|BRITISH COLUMBIA ARTISTS|
(article on Jack Humphrey omitted)
Recently the voice of Paul Goranson, now war artist and flight-lieutenant in the R.C.A.F., was heard over a short-wave broadcast from Holland. Since joining the air force this well-known Vancouver artist has been on a ship torpedoed 10 days out at sea. He was picked up by a French corvette but unfortunately lost sketches which had to be remade from memory.
The artist has also been attached to a R.C.A.F. training centre in England and while in Tunisia made drawings in the holy city of Kairouan. Apparently as energetic as ever, judging from his voice, Paul Goranson is now among the snows and mud of Holland recording some of the achievements of the R.C.A.F. in those parts.
(article on James W. Morrice omitted)
Another interesting art event scheduled over CBR will be a talk, on Monday January 29, by a noted Vancouver painter, J.W.G. Macdonald. The subject of the talk will be chiefly on the children's free Saturday morning classes at the gallery.
Art in Victoria and elsewhere on Vancouver Island has taken on fresh impetus during the past six months. Among individual successes, Victoria-born Gladys E. Ewan won top award in the last annual B.C. artists exhibition at the gallery. Ina D.D. Uhthoff of Victoria exposed in the British Columbia at Work exhibition an outstanding exhibit "Welding" among the eight paintings selected for presentation to the city of Odessa; and a new Indian painter, George Clutesi, of the recently-organized Alberni Valley group, has aroused much interest for his original and sincere interpretation of Indian life on the west coast. Emily Carr has added still more to her fame with her latest volume, "The Book of Small," and an important solo show of paintings at Montreal.
An important event also is the forming of a Vancouver Island region of the Federation of Canadian Artists under chairmanship of the Hon. Mark H. Kearley of Metchosin. Last June the organization on the Island numbered a dozen members, but by the new year had jumped to 150.
The vigorous chairman of the Federation Island region has been an indefatigable artist most of his life, including even the entire period of the last war spent in a German prison camp, where he continued to work sketching his fellow prisoners. He states that "it was good practice and good training for the eye, and I recommend it to all prisoners of war."
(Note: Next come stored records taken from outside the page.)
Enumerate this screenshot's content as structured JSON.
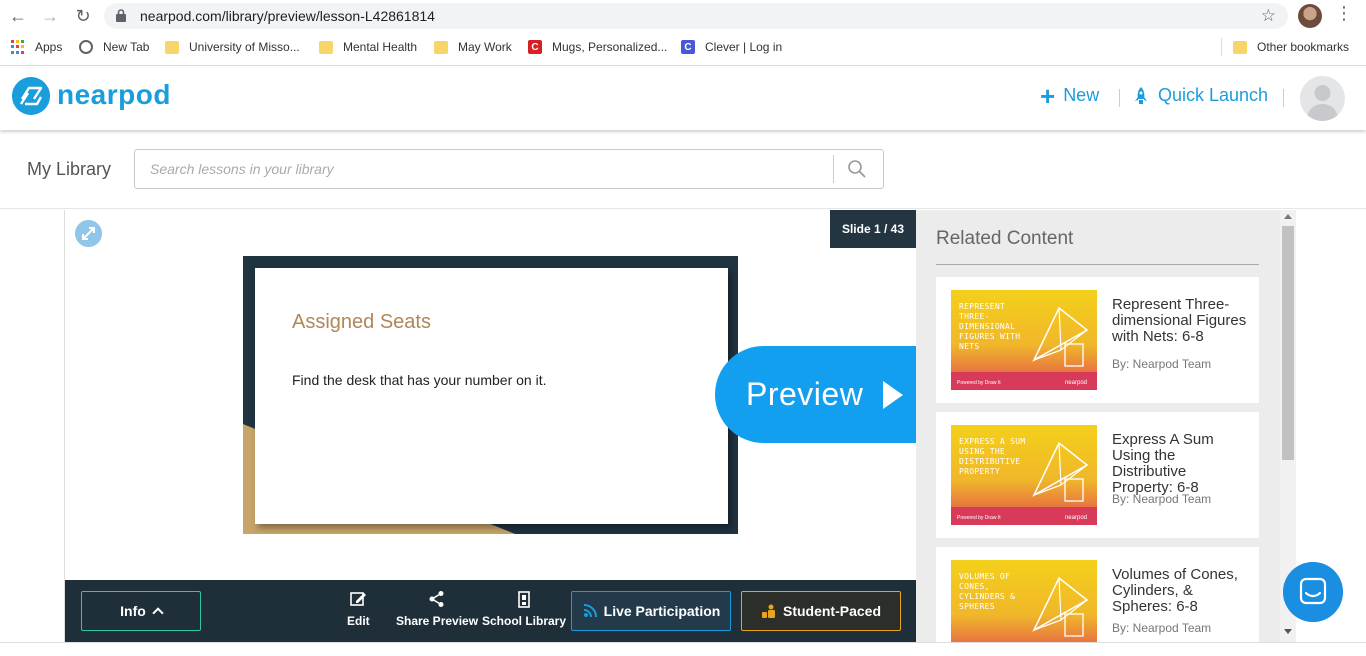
{
  "browser": {
    "url": "nearpod.com/library/preview/lesson-L42861814",
    "bookmarks": [
      {
        "label": "Apps",
        "icon": "apps-grid-icon"
      },
      {
        "label": "New Tab",
        "icon": "globe-icon"
      },
      {
        "label": "University of Misso...",
        "icon": "folder-icon"
      },
      {
        "label": "Mental Health",
        "icon": "folder-icon"
      },
      {
        "label": "May Work",
        "icon": "folder-icon"
      },
      {
        "label": "Mugs, Personalized...",
        "icon": "c-icon"
      },
      {
        "label": "Clever | Log in",
        "icon": "clever-icon"
      }
    ],
    "other_bookmarks": "Other bookmarks"
  },
  "header": {
    "logo": "nearpod",
    "new_label": "New",
    "quick_launch_label": "Quick Launch"
  },
  "library": {
    "title": "My Library",
    "search_placeholder": "Search lessons in your library"
  },
  "preview": {
    "slide_counter": "Slide 1 / 43",
    "slide_title": "Assigned Seats",
    "slide_text": "Find the desk that has your number on it.",
    "preview_label": "Preview"
  },
  "toolbar": {
    "info_label": "Info",
    "edit_label": "Edit",
    "share_label": "Share Preview",
    "school_library_label": "School Library",
    "live_label": "Live Participation",
    "student_paced_label": "Student-Paced"
  },
  "related": {
    "title": "Related Content",
    "items": [
      {
        "thumb_text": "Represent Three-Dimensional Figures with Nets",
        "title": "Represent Three-dimensional Figures with Nets: 6-8",
        "author": "By: Nearpod Team"
      },
      {
        "thumb_text": "Express A Sum Using the Distributive Property",
        "title": "Express A Sum Using the Distributive Property: 6-8",
        "author": "By: Nearpod Team"
      },
      {
        "thumb_text": "Volumes of Cones, Cylinders & Spheres",
        "title": "Volumes of Cones, Cylinders, & Spheres: 6-8",
        "author": "By: Nearpod Team"
      }
    ],
    "thumb_footer_left": "Powered by Draw It",
    "thumb_footer_right": "nearpod"
  },
  "colors": {
    "brand": "#1a9ddc",
    "bottom_bar": "#1f2f3a",
    "live_accent": "#1a9ddc",
    "student_paced_accent": "#e8a320",
    "info_accent": "#2ec7a5"
  }
}
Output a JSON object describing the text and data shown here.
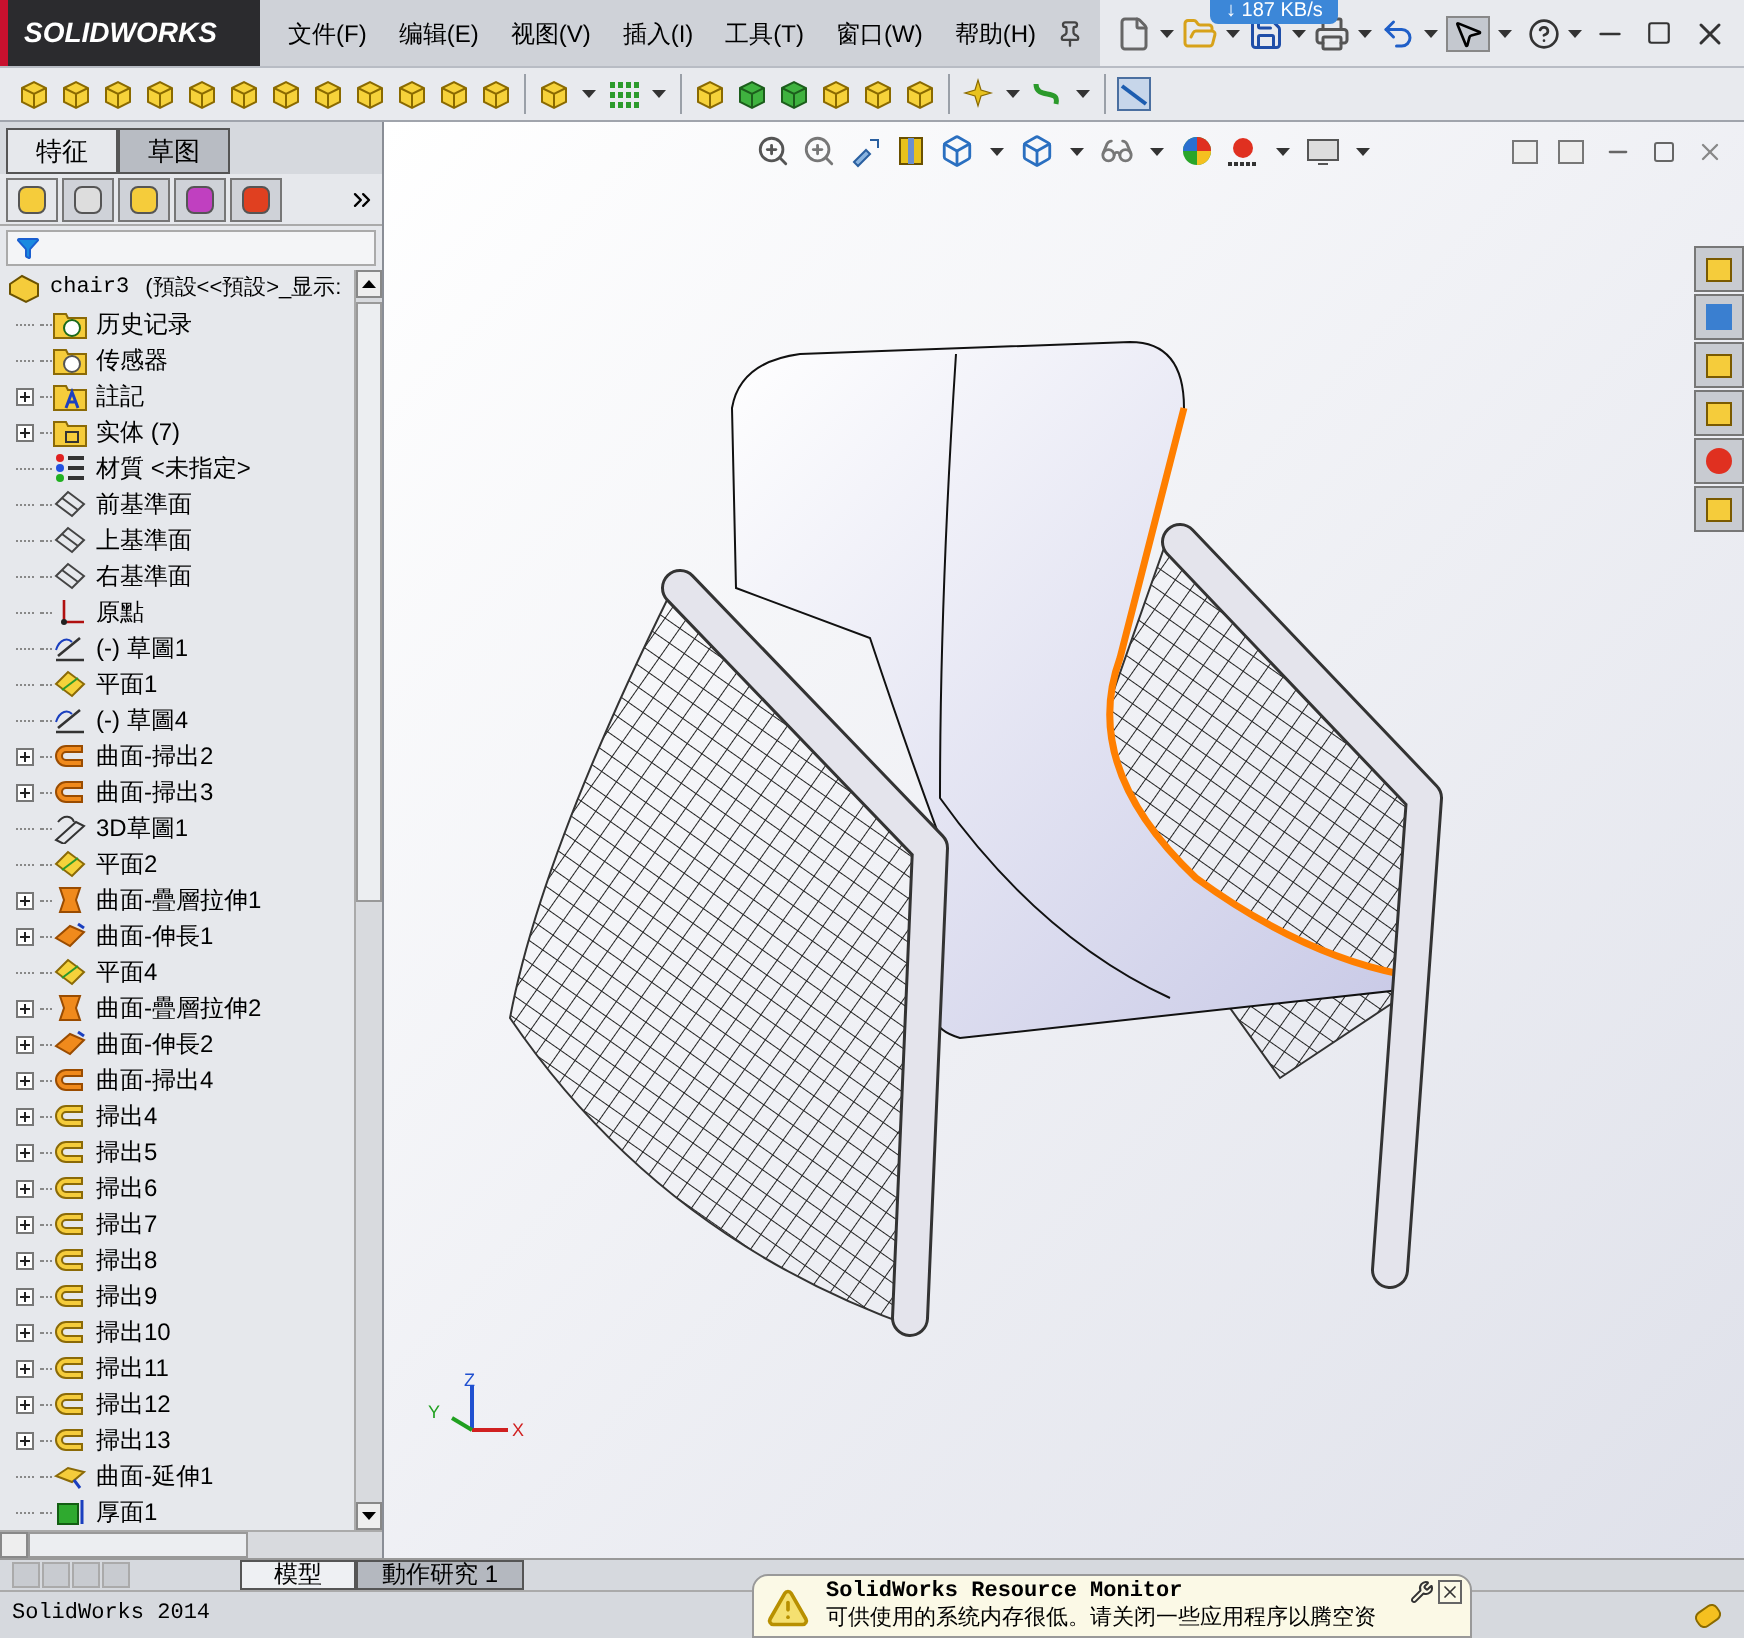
{
  "app": {
    "logo": "SOLIDWORKS"
  },
  "menu": [
    "文件(F)",
    "编辑(E)",
    "视图(V)",
    "插入(I)",
    "工具(T)",
    "窗口(W)",
    "帮助(H)"
  ],
  "speed_badge": "↓ 187 KB/s",
  "feature_tabs": [
    {
      "label": "特征",
      "selected": true
    },
    {
      "label": "草图",
      "selected": false
    }
  ],
  "tree": {
    "root": "chair3",
    "root_config": "(預設<<預設>_显示:",
    "items": [
      {
        "label": "历史记录",
        "kind": "history",
        "expandable": false
      },
      {
        "label": "传感器",
        "kind": "sensor",
        "expandable": false
      },
      {
        "label": "註記",
        "kind": "annotation",
        "expandable": true
      },
      {
        "label": "实体 (7)",
        "kind": "solid",
        "expandable": true
      },
      {
        "label": "材質 <未指定>",
        "kind": "material",
        "expandable": false
      },
      {
        "label": "前基準面",
        "kind": "plane",
        "expandable": false
      },
      {
        "label": "上基準面",
        "kind": "plane",
        "expandable": false
      },
      {
        "label": "右基準面",
        "kind": "plane",
        "expandable": false
      },
      {
        "label": "原點",
        "kind": "origin",
        "expandable": false
      },
      {
        "label": "(-) 草圖1",
        "kind": "sketch",
        "expandable": false
      },
      {
        "label": "平面1",
        "kind": "refplane",
        "expandable": false
      },
      {
        "label": "(-) 草圖4",
        "kind": "sketch",
        "expandable": false
      },
      {
        "label": "曲面-掃出2",
        "kind": "surface-sweep",
        "expandable": true
      },
      {
        "label": "曲面-掃出3",
        "kind": "surface-sweep",
        "expandable": true
      },
      {
        "label": "3D草圖1",
        "kind": "sketch3d",
        "expandable": false
      },
      {
        "label": "平面2",
        "kind": "refplane",
        "expandable": false
      },
      {
        "label": "曲面-疊層拉伸1",
        "kind": "loft",
        "expandable": true
      },
      {
        "label": "曲面-伸長1",
        "kind": "extrude",
        "expandable": true
      },
      {
        "label": "平面4",
        "kind": "refplane",
        "expandable": false
      },
      {
        "label": "曲面-疊層拉伸2",
        "kind": "loft",
        "expandable": true
      },
      {
        "label": "曲面-伸長2",
        "kind": "extrude",
        "expandable": true
      },
      {
        "label": "曲面-掃出4",
        "kind": "surface-sweep",
        "expandable": true
      },
      {
        "label": "掃出4",
        "kind": "sweep",
        "expandable": true
      },
      {
        "label": "掃出5",
        "kind": "sweep",
        "expandable": true
      },
      {
        "label": "掃出6",
        "kind": "sweep",
        "expandable": true
      },
      {
        "label": "掃出7",
        "kind": "sweep",
        "expandable": true
      },
      {
        "label": "掃出8",
        "kind": "sweep",
        "expandable": true
      },
      {
        "label": "掃出9",
        "kind": "sweep",
        "expandable": true
      },
      {
        "label": "掃出10",
        "kind": "sweep",
        "expandable": true
      },
      {
        "label": "掃出11",
        "kind": "sweep",
        "expandable": true
      },
      {
        "label": "掃出12",
        "kind": "sweep",
        "expandable": true
      },
      {
        "label": "掃出13",
        "kind": "sweep",
        "expandable": true
      },
      {
        "label": "曲面-延伸1",
        "kind": "extend",
        "expandable": false
      },
      {
        "label": "厚面1",
        "kind": "thicken",
        "expandable": false
      }
    ]
  },
  "triad": {
    "x": "X",
    "y": "Y",
    "z": "Z"
  },
  "view_tabs": [
    {
      "label": "模型",
      "selected": true
    },
    {
      "label": "動作研究 1",
      "selected": false
    }
  ],
  "status_bar": {
    "app": "SolidWorks 2014"
  },
  "notification": {
    "title": "SolidWorks Resource Monitor",
    "message": "可供使用的系统内存很低。请关闭一些应用程序以腾空资"
  }
}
Mr. Kearly has exposed, among other places, in the Royal Academy in London, and has recently made a series of lively drawings and paintings, by special permission, at Esquimalt Dockyard.